YOUR TASK: Each line of the material must reappear unchanged in the answer.

DATA FOR THIS TASK:

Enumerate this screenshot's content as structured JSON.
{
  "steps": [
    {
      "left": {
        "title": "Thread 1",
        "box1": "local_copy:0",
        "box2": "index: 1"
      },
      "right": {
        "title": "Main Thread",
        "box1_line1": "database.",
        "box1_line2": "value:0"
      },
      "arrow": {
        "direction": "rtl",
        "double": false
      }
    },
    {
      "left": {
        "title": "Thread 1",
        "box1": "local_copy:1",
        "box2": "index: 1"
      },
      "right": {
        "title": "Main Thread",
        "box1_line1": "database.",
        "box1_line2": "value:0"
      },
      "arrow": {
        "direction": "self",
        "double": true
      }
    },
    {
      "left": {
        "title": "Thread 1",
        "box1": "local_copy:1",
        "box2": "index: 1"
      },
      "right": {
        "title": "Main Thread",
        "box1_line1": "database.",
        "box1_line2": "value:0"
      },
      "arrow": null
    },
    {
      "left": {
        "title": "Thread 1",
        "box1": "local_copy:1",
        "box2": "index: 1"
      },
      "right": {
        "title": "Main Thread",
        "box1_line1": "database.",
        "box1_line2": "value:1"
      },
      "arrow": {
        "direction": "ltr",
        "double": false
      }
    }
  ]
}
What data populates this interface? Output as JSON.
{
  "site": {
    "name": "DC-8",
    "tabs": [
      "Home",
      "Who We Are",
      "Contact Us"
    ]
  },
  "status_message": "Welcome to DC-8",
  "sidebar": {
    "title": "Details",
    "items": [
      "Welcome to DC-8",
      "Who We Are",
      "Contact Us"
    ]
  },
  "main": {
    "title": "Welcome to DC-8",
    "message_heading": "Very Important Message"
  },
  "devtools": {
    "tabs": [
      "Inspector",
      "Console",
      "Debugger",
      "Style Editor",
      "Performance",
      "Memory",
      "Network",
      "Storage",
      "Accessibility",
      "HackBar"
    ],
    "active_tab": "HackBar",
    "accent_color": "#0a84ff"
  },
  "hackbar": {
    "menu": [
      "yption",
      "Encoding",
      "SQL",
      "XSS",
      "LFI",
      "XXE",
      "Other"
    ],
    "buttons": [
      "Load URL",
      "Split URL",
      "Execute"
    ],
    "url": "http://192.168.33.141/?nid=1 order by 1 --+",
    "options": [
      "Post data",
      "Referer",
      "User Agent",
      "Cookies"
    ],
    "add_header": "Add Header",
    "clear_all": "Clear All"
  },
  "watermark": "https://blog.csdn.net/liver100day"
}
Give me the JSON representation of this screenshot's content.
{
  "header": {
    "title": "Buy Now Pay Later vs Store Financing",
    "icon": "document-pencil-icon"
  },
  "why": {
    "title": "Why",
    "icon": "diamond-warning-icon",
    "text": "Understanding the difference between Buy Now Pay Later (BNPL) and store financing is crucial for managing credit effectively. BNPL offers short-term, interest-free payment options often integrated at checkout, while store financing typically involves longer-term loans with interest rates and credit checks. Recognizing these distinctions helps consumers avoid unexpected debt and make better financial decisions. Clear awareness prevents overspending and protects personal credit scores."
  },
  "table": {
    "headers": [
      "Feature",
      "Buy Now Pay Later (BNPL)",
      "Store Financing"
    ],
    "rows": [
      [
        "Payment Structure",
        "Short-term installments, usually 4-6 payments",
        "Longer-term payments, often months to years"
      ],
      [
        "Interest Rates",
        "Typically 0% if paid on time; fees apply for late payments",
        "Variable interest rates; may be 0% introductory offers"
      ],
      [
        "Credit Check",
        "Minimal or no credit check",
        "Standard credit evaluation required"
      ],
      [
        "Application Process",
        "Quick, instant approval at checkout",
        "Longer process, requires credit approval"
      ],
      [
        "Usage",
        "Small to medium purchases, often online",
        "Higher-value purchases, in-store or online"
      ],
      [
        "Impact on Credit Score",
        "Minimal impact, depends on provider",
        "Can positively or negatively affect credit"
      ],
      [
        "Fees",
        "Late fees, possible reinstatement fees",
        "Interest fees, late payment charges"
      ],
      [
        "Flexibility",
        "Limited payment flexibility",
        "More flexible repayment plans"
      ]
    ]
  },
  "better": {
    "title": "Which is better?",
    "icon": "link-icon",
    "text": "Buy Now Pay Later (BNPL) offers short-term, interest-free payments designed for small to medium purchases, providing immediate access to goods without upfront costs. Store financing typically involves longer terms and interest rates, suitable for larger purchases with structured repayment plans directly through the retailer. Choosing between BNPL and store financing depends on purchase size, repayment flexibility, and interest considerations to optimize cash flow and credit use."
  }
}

EXERCISE RESULT:
Enumerate this screenshot's content as structured JSON.
{
  "steps": [
    {
      "left": {
        "title": "Thread 1",
        "box1": "local_copy:0",
        "box2": "index: 1"
      },
      "right": {
        "title": "Main Thread",
        "box1_line1": "database.",
        "box1_line2": "value:0"
      },
      "arrow": {
        "direction": "rtl",
        "double": false
      }
    },
    {
      "left": {
        "title": "Thread 1",
        "box1": "local_copy:1",
        "box2": "index: 1"
      },
      "right": {
        "title": "Main Thread",
        "box1_line1": "database.",
        "box1_line2": "value:0"
      },
      "arrow": {
        "direction": "self",
        "double": true
      }
    },
    {
      "left": {
        "title": "Thread 1",
        "box1": "local_copy:1",
        "box2": "index: 1"
      },
      "right": {
        "title": "Main Thread",
        "box1_line1": "database.",
        "box1_line2": "value:0"
      },
      "arrow": null
    },
    {
      "left": {
        "title": "Thread 1",
        "box1": "local_copy:1",
        "box2": "index: 1"
      },
      "right": {
        "title": "Main Thread",
        "box1_line1": "database.",
        "box1_line2": "value:1"
      },
      "arrow": {
        "direction": "ltr",
        "double": false
      }
    }
  ]
}
What data populates this interface? Output as JSON.
{
  "site": {
    "name": "DC-8",
    "tabs": [
      "Home",
      "Who We Are",
      "Contact Us"
    ]
  },
  "status_message": "Welcome to DC-8",
  "sidebar": {
    "title": "Details",
    "items": [
      "Welcome to DC-8",
      "Who We Are",
      "Contact Us"
    ]
  },
  "main": {
    "title": "Welcome to DC-8",
    "message_heading": "Very Important Message"
  },
  "devtools": {
    "tabs": [
      "Inspector",
      "Console",
      "Debugger",
      "Style Editor",
      "Performance",
      "Memory",
      "Network",
      "Storage",
      "Accessibility",
      "HackBar"
    ],
    "active_tab": "HackBar",
    "accent_color": "#0a84ff"
  },
  "hackbar": {
    "menu": [
      "yption",
      "Encoding",
      "SQL",
      "XSS",
      "LFI",
      "XXE",
      "Other"
    ],
    "buttons": [
      "Load URL",
      "Split URL",
      "Execute"
    ],
    "url": "http://192.168.33.141/?nid=1 order by 1 --+",
    "options": [
      "Post data",
      "Referer",
      "User Agent",
      "Cookies"
    ],
    "add_header": "Add Header",
    "clear_all": "Clear All"
  },
  "watermark": "https://blog.csdn.net/liver100day"
}
Give me the JSON representation of this screenshot's content.
{
  "header": {
    "title": "Buy Now Pay Later vs Store Financing",
    "icon": "document-pencil-icon"
  },
  "why": {
    "title": "Why",
    "icon": "diamond-warning-icon",
    "text": "Understanding the difference between Buy Now Pay Later (BNPL) and store financing is crucial for managing credit effectively. BNPL offers short-term, interest-free payment options often integrated at checkout, while store financing typically involves longer-term loans with interest rates and credit checks. Recognizing these distinctions helps consumers avoid unexpected debt and make better financial decisions. Clear awareness prevents overspending and protects personal credit scores."
  },
  "table": {
    "headers": [
      "Feature",
      "Buy Now Pay Later (BNPL)",
      "Store Financing"
    ],
    "rows": [
      [
        "Payment Structure",
        "Short-term installments, usually 4-6 payments",
        "Longer-term payments, often months to years"
      ],
      [
        "Interest Rates",
        "Typically 0% if paid on time; fees apply for late payments",
        "Variable interest rates; may be 0% introductory offers"
      ],
      [
        "Credit Check",
        "Minimal or no credit check",
        "Standard credit evaluation required"
      ],
      [
        "Application Process",
        "Quick, instant approval at checkout",
        "Longer process, requires credit approval"
      ],
      [
        "Usage",
        "Small to medium purchases, often online",
        "Higher-value purchases, in-store or online"
      ],
      [
        "Impact on Credit Score",
        "Minimal impact, depends on provider",
        "Can positively or negatively affect credit"
      ],
      [
        "Fees",
        "Late fees, possible reinstatement fees",
        "Interest fees, late payment charges"
      ],
      [
        "Flexibility",
        "Limited payment flexibility",
        "More flexible repayment plans"
      ]
    ]
  },
  "better": {
    "title": "Which is better?",
    "icon": "link-icon",
    "text": "Buy Now Pay Later (BNPL) offers short-term, interest-free payments designed for small to medium purchases, providing immediate access to goods without upfront costs. Store financing typically involves longer terms and interest rates, suitable for larger purchases with structured repayment plans directly through the retailer. Choosing between BNPL and store financing depends on purchase size, repayment flexibility, and interest considerations to optimize cash flow and credit use."
  }
}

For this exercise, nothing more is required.